Mr Shapps will today visit the site at Old Oak Common, which will support more than 2,300 jobs.
It will be the UK’s largest railway station built in a single stage.
He said: “The start of permanent works at the largest train station ever built in the UK in one go, Old Oak Common, marks yet more progress in delivering HS2, the high-speed, high-capacity and low-carbon railway that will form the backbone of our national transport network.
“This ‘super hub’ station shows our Plan for Jobs in action – kickstarting major regeneration, creating 2,300 jobs and 250 apprenticeships in construction – and underlines this Government’s determination to build back better.”
The launch of permanent works at the 32-acre site will involve a 1.1-mile-long wall being built underground as part of the installation of six HS2 platforms.
HS2 Ltd said the station will offer “unrivalled connectivity”, with six HS2 platforms for services to the Midlands and the North, four Crossrail platforms, and four mainline rail platforms served by trains to and from the South West and South Wales.
The station will feature a roof covering the area of more than three football pitches.
HS2 has proved highly controversial
HS2 Ltd chief executive Mark Thurston said: “The start of permanent works at Old Oak Common station, our first station under construction, is a significant step for phase one of HS2, as we deliver world-leading engineering to create what will arguably be one of the best-connected railway super hubs in the UK.”
The Financial Times reported on Monday that HS2’s costs have jumped by another £1.7 billion in the past year as the coronavirus pandemic adds further pressure to the project.
The scheme’s £44.6 billion budget for phase one between London and Birmingham includes £5.6 billion of contingency funds.

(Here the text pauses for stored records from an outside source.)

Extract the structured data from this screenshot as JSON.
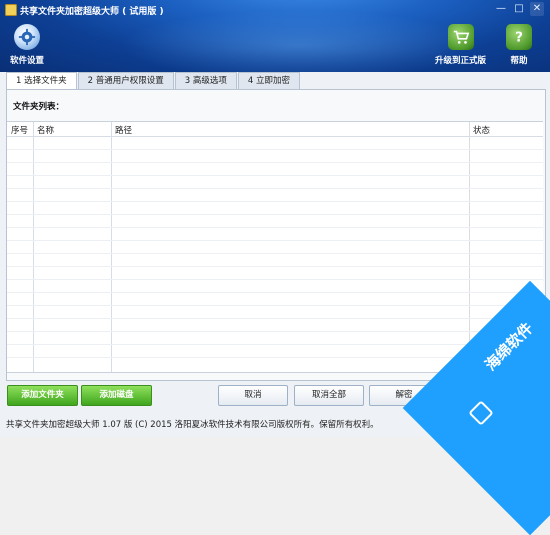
{
  "window": {
    "title": "共享文件夹加密超级大师 ( 试用版 )",
    "controls": {
      "minimize": "—",
      "maximize": "□",
      "close": "✕"
    }
  },
  "toolbar": {
    "settings_label": "软件设置",
    "upgrade_label": "升级到正式版",
    "help_label": "帮助",
    "icons": {
      "settings": "gear-icon",
      "upgrade": "cart-icon",
      "help": "question-icon"
    }
  },
  "tabs": [
    {
      "label": "1 选择文件夹",
      "active": true
    },
    {
      "label": "2 普通用户权限设置",
      "active": false
    },
    {
      "label": "3 高级选项",
      "active": false
    },
    {
      "label": "4 立即加密",
      "active": false
    }
  ],
  "folder_list": {
    "label": "文件夹列表：",
    "columns": [
      "序号",
      "名称",
      "路径",
      "状态"
    ],
    "rows": []
  },
  "buttons": {
    "add_folder": "添加文件夹",
    "add_disk": "添加磁盘",
    "cancel": "取消",
    "cancel_all": "取消全部",
    "decrypt": "解密"
  },
  "status": "共享文件夹加密超级大师 1.07 版  (C)  2015 洛阳夏冰软件技术有限公司版权所有。保留所有权利。",
  "watermark": {
    "text": "海绵软件"
  },
  "colors": {
    "header": "#1b5fc0",
    "accent_green": "#3fa51d",
    "watermark": "#1fa0ff"
  }
}
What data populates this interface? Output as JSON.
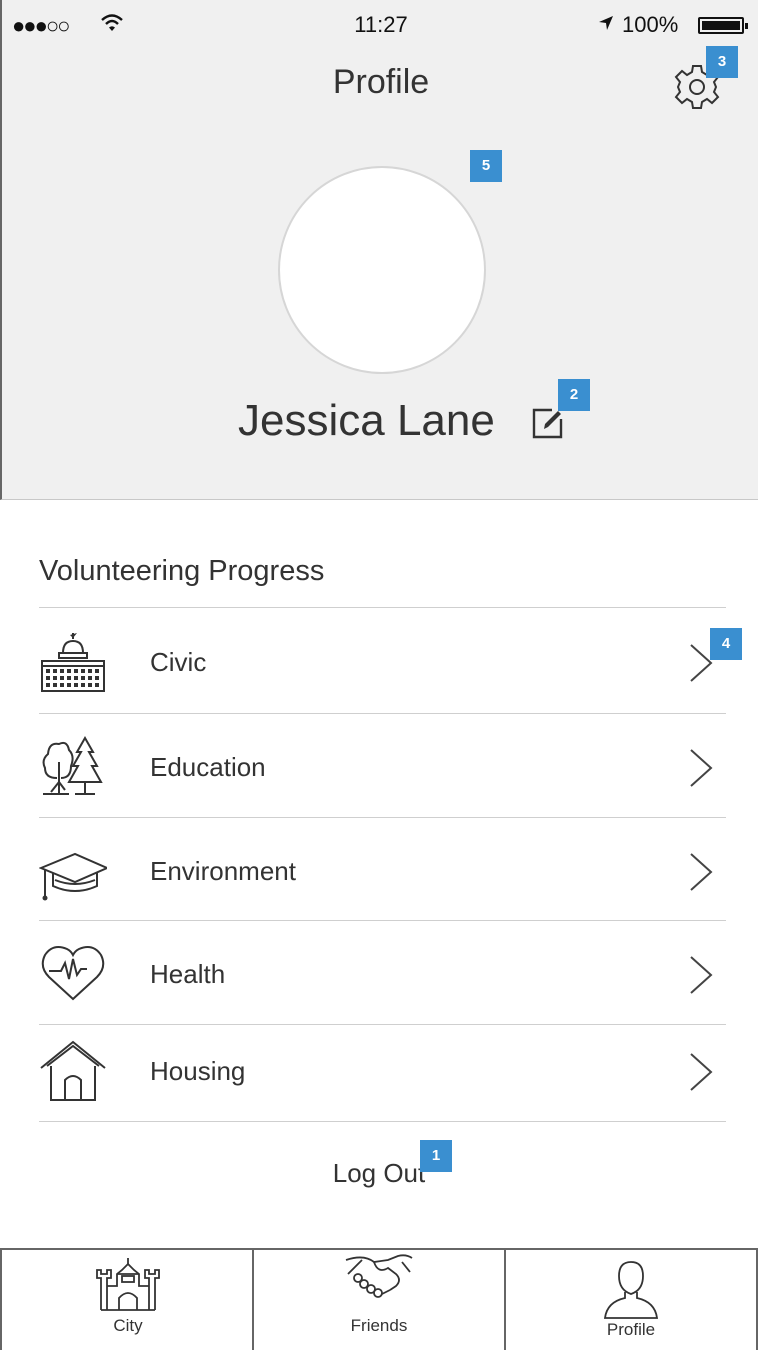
{
  "status_bar": {
    "signal": "●●●○○",
    "time": "11:27",
    "battery": "100%"
  },
  "header": {
    "title": "Profile",
    "settings_icon": "gear-icon"
  },
  "profile": {
    "name": "Jessica Lane",
    "edit_icon": "edit-icon"
  },
  "annotations": {
    "logout": "1",
    "edit": "2",
    "settings": "3",
    "chevron": "4",
    "avatar": "5"
  },
  "progress": {
    "title": "Volunteering Progress",
    "items": [
      {
        "label": "Civic",
        "icon": "capitol-building-icon"
      },
      {
        "label": "Education",
        "icon": "trees-icon"
      },
      {
        "label": "Environment",
        "icon": "graduation-cap-icon"
      },
      {
        "label": "Health",
        "icon": "heart-pulse-icon"
      },
      {
        "label": "Housing",
        "icon": "house-icon"
      }
    ]
  },
  "logout_label": "Log Out",
  "tabbar": {
    "tabs": [
      {
        "label": "City",
        "icon": "castle-icon"
      },
      {
        "label": "Friends",
        "icon": "handshake-icon"
      },
      {
        "label": "Profile",
        "icon": "person-icon"
      }
    ]
  },
  "colors": {
    "header_bg": "#f0f0f0",
    "badge": "#3a8fd0",
    "divider": "#cfcfcf"
  }
}
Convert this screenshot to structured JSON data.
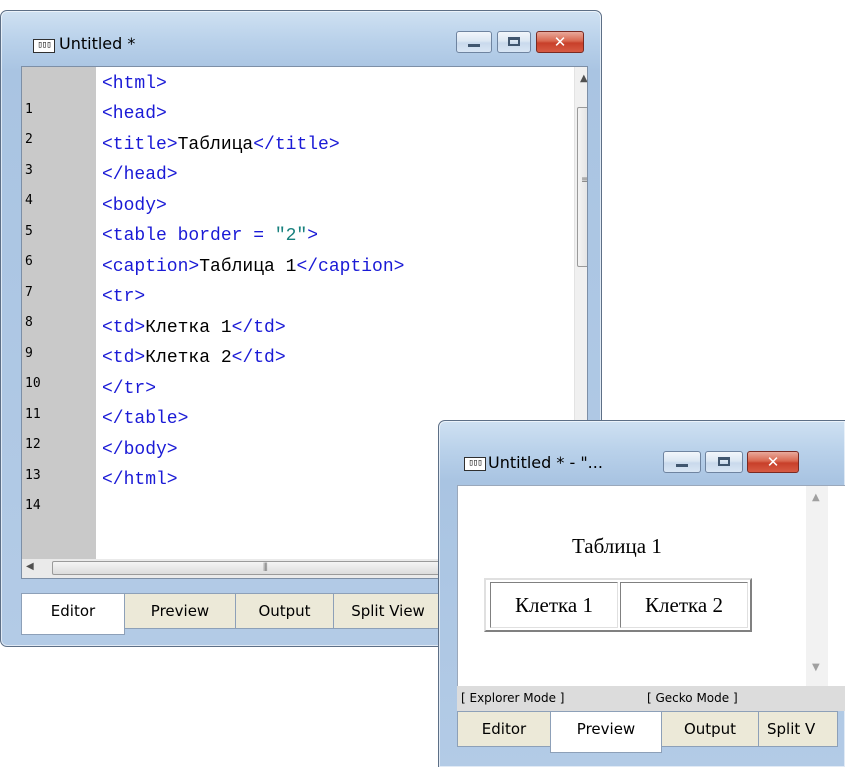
{
  "editor_window": {
    "title": "Untitled *",
    "line_numbers": [
      "1",
      "2",
      "3",
      "4",
      "5",
      "6",
      "7",
      "8",
      "9",
      "10",
      "11",
      "12",
      "13",
      "14"
    ],
    "code_lines": [
      [
        {
          "t": "tag",
          "v": "<html>"
        }
      ],
      [
        {
          "t": "tag",
          "v": "<head>"
        }
      ],
      [
        {
          "t": "tag",
          "v": "<title>"
        },
        {
          "t": "txt",
          "v": "Таблица"
        },
        {
          "t": "tag",
          "v": "</title>"
        }
      ],
      [
        {
          "t": "tag",
          "v": "</head>"
        }
      ],
      [
        {
          "t": "tag",
          "v": "<body>"
        }
      ],
      [
        {
          "t": "tag",
          "v": "<table border = "
        },
        {
          "t": "str",
          "v": "\"2\""
        },
        {
          "t": "tag",
          "v": ">"
        }
      ],
      [
        {
          "t": "tag",
          "v": "<caption>"
        },
        {
          "t": "txt",
          "v": "Таблица 1"
        },
        {
          "t": "tag",
          "v": "</caption>"
        }
      ],
      [
        {
          "t": "tag",
          "v": "<tr>"
        }
      ],
      [
        {
          "t": "tag",
          "v": "<td>"
        },
        {
          "t": "txt",
          "v": "Клетка 1"
        },
        {
          "t": "tag",
          "v": "</td>"
        }
      ],
      [
        {
          "t": "tag",
          "v": "<td>"
        },
        {
          "t": "txt",
          "v": "Клетка 2"
        },
        {
          "t": "tag",
          "v": "</td>"
        }
      ],
      [
        {
          "t": "tag",
          "v": "</tr>"
        }
      ],
      [
        {
          "t": "tag",
          "v": "</table>"
        }
      ],
      [
        {
          "t": "tag",
          "v": "</body>"
        }
      ],
      [
        {
          "t": "tag",
          "v": "</html>"
        }
      ]
    ],
    "tabs": [
      "Editor",
      "Preview",
      "Output",
      "Split View"
    ],
    "active_tab": "Editor"
  },
  "preview_window": {
    "title": "Untitled * - \"...",
    "rendered": {
      "caption": "Таблица 1",
      "cells": [
        "Клетка 1",
        "Клетка 2"
      ]
    },
    "modes": [
      "[ Explorer Mode ]",
      "[ Gecko Mode ]"
    ],
    "tabs": [
      "Editor",
      "Preview",
      "Output",
      "Split V"
    ],
    "active_tab": "Preview"
  },
  "icons": {
    "app": "notepad-app-icon",
    "minimize": "minimize-icon",
    "maximize": "maximize-icon",
    "close": "close-icon"
  },
  "colors": {
    "tag": "#1a1ad6",
    "string": "#17807d",
    "close_button": "#c8402a"
  }
}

A Department for Transport spokesman said final assessments of the impact of the pandemic “have not been made”.